    focused in the U.S. Senate allows for an expanded program for state pilots in the nation and begins a very extensive and robust national pilot.  Almost one half of all of the states in the nation now have some involvement in the issue of road pricing.  

    How far will this legislation move the United States?  How quickly will the US pivot to a new system of financing all surface infrastructure in the nation?  Will the movements in the United States lead other nations to similar efforts?

  2. Road pricing is one of the key policy measures to implement the EU’s polluter pays principle in transport.
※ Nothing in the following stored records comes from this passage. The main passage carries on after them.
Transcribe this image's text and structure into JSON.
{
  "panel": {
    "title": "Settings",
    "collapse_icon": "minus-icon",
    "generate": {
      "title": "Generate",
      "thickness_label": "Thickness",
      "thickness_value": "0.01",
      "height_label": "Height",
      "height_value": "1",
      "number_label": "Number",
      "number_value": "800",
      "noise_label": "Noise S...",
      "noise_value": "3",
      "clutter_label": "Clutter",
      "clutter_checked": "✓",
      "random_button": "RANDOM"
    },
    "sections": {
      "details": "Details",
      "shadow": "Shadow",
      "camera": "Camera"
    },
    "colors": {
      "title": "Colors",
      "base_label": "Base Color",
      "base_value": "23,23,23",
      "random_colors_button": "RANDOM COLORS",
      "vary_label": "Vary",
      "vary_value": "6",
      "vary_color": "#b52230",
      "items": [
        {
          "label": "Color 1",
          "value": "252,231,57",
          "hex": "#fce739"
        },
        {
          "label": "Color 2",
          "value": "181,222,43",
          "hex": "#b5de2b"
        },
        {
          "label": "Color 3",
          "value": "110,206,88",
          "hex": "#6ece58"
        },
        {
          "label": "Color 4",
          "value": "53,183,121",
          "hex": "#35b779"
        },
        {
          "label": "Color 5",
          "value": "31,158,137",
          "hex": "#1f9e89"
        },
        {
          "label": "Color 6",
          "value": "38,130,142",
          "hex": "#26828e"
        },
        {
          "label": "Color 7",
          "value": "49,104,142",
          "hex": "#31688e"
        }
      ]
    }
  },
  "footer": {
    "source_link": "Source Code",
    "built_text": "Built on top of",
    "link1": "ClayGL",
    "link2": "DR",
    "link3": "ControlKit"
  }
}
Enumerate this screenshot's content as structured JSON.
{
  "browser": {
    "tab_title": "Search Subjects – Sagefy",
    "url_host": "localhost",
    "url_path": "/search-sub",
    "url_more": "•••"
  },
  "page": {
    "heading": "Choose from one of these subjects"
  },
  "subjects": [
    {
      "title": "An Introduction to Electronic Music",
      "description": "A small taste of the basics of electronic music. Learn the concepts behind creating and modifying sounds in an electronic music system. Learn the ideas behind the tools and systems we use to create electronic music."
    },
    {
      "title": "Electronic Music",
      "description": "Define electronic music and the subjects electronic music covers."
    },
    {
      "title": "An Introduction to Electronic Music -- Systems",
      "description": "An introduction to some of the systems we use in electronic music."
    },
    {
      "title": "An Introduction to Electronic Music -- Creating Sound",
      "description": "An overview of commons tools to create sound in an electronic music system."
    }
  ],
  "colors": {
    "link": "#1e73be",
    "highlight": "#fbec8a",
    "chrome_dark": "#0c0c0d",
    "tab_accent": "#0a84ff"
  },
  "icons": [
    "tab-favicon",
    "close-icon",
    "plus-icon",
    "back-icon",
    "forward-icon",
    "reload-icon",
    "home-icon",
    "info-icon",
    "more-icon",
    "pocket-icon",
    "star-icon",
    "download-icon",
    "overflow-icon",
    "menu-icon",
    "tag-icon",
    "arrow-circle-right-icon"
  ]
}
    Four years after the Commission proposed revised rules, the European Parliament’s and the Council’s negotiators found provisional agreement. The new Directive is still to be formally adopted by the two Institutions. Once approved, the new rules will require road charges for heavy-duty vehicles to be differentiated based on their CO2 emissions. Time-based charges should give way to distance-based tolls with new obligations and options to charge for the external costs of pollution, CO2 and congestion. For the first time, there will also be an EU framework for charging cars and vans.
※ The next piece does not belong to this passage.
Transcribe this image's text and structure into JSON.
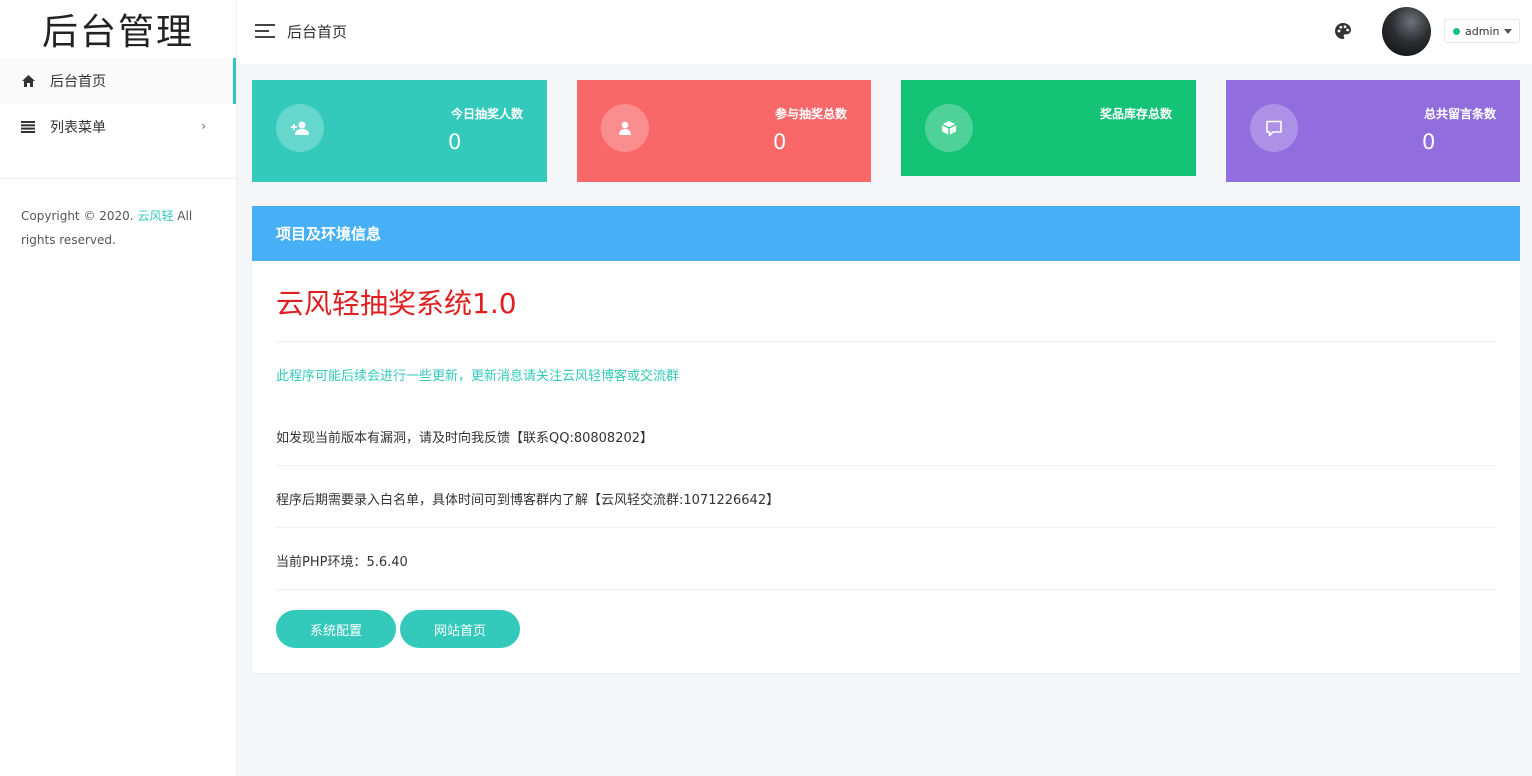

  3. RUC is at an inflection point in the U.S. Several states have begun a slow rollout of RUC programs--no longer trials. Meanwhile several other states are beginning new trials building on and expanding upon earlier trials. And the federal government is now considering a national trial. Many feel the glidepath to widespread use of RUC is finally being established, but there are still potential roadblocks to navigate....
  4. The European EETS directive states in article 23 sub 4 “exchange of information is carried out using the European Vehicle and Driving Licence Information System (Eucaris) software application” EUCARIS is network organisation of transport related authorities in all EU member states. In my talk I will explain what EUCARIS is, how the application can be used for enforcing user charging and who you should contact to get started.